Nigeria’s high rate is due to the low coverage of the prevention of mother to child transmission of HIV (PMTCT) programme. The programme includes interventions to block the transmission of the HIV (HIVirus) from an infected mother to the unborn child and during breast feeding. Though there has been a reduction in new cases in children (62,000 in 2003 and 51,000 new cases in 2013), the rate of reduction is not worth celebrating, considering the fact that children are being infected and dying daily from what is preventable.
While government has to step up the prevention of mother to child transmission of HIV (PMTCT) programme, Nigerians should take the use of condoms to prevent the high rates of heterosexual transmissions seriously.

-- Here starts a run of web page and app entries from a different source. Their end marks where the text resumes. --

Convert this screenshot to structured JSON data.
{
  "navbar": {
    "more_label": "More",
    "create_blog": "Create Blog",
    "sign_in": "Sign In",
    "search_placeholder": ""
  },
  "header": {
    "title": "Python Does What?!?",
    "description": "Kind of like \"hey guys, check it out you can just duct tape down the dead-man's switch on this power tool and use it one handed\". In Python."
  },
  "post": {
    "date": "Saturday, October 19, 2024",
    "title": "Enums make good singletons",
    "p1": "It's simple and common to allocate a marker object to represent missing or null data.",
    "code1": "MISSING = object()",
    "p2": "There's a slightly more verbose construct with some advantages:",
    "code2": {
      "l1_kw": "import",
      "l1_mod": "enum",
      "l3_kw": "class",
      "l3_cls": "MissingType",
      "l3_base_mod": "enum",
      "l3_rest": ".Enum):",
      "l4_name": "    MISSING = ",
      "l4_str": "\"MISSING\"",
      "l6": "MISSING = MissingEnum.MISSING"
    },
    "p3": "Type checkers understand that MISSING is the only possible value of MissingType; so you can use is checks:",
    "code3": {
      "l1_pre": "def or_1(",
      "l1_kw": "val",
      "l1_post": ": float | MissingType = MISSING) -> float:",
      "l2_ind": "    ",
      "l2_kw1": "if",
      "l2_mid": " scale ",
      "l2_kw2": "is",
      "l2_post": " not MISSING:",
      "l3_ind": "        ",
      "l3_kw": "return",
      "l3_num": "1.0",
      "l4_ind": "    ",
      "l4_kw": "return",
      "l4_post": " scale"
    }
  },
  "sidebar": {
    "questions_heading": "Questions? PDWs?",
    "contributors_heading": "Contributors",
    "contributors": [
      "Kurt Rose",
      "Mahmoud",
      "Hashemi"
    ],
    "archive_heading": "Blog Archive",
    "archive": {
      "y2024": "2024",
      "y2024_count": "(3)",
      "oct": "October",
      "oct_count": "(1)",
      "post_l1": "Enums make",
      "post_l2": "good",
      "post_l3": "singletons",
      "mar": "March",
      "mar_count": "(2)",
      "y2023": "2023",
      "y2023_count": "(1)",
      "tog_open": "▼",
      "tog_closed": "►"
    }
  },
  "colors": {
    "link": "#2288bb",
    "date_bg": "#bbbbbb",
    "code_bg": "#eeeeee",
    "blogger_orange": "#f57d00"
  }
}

It is noteworthy that the current government is taking a more active step to eliminate mother-to-child transmission of HIV. This gives a glimmer of hope. If Antigua can win the battle against HIV transmission, why can’t Nigeria? We await the outcome measures of the interventions of the current government.